    • by ebvwfbw ( 864834 )

      They still don't admit the truth about the second orbiter. It failed because the environmentalists made them stop using CFCs for the foam. It wasn't tested properly, just like the hubble mirrors and it caused a catastrophic failure. No mention it was because of the environmentalists. The mirrors was really stupid. Instead of checking on the ground, they let it fly. Saving about $30,000 is memory serves me. The money to test them on the ground. Well it cost us billions to save that $30,000.

  • by sugar and acid ( 88555 ) on Saturday January 02, 2016 @09:38AM (#51226279)

    "ESRO enjoyed its first big success in 1968 with the launch of ESRO 2B, an astronomy survey orbiter that was delivered to orbit utilizing a Scout rocket from the Western Test Range in California. But the establishment of a European launch vehicle, which was eventually named Europa, didn't progress as hoped. Several nations collaborated on the vehicle, with the United Kingdom developing the first stage (based on the “Blue Streak” ballistic missile), France the second stage, and Germany the third. Europa experienced many growing pains, cost overruns, and a lack of focus. Successive rocket stage failures eventually doomed the program."

    What isn't mentioned is that there were 2 countries that had developed space programs with a launch capability by 1971 in the same time period as they were trying to develop Europa. The French had the Diamant launch system, and in the same period the UK developed the same Blue Streak missile technology, used on the Europa first stage, into the Black Arrow rocket. Both countries had successfully launched satellites by 1971. The Europa launch system was your obvious european politically driven mixture of technology from UK, France and West Germany with the divisions causing confusion and poor communication between the engineering teams. Result was it failed, got scrapped and the Ariane launch system was developed and put together by the French, which makes sense as they had the most experience and success with their own launch vehicle. The UK dropped their space launch capability and decided to focus on what would become ESA, making them the only country to have developed a national satellite launch capability and then to have dropped it.

    • "The UK dropped their space launch capability and decided to focus on what would become ESA, making them the only country to have developed a national satellite launch capability and then to have dropped it." Unfortunately this has been a common trend in the UK. Look at the Comet airliner that was ahead of the times that got shelved after issues.
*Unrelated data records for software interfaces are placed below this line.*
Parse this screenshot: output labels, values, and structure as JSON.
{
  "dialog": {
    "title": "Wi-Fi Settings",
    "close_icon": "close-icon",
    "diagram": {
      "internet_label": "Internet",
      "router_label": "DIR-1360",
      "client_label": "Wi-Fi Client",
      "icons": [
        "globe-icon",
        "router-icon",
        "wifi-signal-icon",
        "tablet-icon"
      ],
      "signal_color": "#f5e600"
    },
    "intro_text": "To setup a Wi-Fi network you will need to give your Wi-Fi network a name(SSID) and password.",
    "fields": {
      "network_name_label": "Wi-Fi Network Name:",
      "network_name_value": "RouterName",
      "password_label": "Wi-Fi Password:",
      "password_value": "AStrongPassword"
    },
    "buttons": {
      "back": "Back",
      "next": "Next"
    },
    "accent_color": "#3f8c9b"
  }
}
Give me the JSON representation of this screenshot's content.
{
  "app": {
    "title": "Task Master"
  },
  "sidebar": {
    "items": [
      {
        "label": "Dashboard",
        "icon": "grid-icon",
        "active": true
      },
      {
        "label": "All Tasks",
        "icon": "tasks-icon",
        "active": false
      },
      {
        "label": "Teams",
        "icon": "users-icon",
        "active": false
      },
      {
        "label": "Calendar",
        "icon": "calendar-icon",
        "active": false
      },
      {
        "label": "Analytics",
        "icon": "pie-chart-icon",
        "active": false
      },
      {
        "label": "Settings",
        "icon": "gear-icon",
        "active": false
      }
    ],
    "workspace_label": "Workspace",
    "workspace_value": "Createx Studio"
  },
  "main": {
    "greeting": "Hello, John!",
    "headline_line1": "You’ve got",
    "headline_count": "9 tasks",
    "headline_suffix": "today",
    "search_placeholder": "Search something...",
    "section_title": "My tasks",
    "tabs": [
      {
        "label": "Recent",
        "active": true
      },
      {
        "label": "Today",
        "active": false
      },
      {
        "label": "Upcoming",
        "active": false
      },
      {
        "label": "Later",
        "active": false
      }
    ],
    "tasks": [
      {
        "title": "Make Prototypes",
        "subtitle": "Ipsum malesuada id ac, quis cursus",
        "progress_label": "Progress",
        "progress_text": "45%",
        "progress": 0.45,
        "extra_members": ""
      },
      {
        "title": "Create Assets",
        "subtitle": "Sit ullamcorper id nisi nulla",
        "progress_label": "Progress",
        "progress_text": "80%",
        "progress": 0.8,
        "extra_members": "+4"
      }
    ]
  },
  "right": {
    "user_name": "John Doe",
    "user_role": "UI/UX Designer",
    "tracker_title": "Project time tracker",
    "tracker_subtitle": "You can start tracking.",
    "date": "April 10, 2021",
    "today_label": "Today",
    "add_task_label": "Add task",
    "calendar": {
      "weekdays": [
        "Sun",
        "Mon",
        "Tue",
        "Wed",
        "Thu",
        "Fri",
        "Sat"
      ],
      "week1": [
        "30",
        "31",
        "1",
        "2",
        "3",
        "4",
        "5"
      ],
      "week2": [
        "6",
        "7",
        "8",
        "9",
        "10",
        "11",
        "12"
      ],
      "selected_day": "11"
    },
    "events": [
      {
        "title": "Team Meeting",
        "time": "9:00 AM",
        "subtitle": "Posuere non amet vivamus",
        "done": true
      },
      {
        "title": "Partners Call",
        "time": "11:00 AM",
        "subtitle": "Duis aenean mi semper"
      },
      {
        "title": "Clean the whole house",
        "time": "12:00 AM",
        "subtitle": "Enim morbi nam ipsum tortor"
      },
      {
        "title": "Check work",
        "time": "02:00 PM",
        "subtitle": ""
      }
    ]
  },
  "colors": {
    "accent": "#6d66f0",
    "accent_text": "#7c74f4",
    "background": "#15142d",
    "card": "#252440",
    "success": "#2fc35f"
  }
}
I've finally learned what "upward compatible" means. It means we get to keep all our old mistakes. -- Dennie van Tassel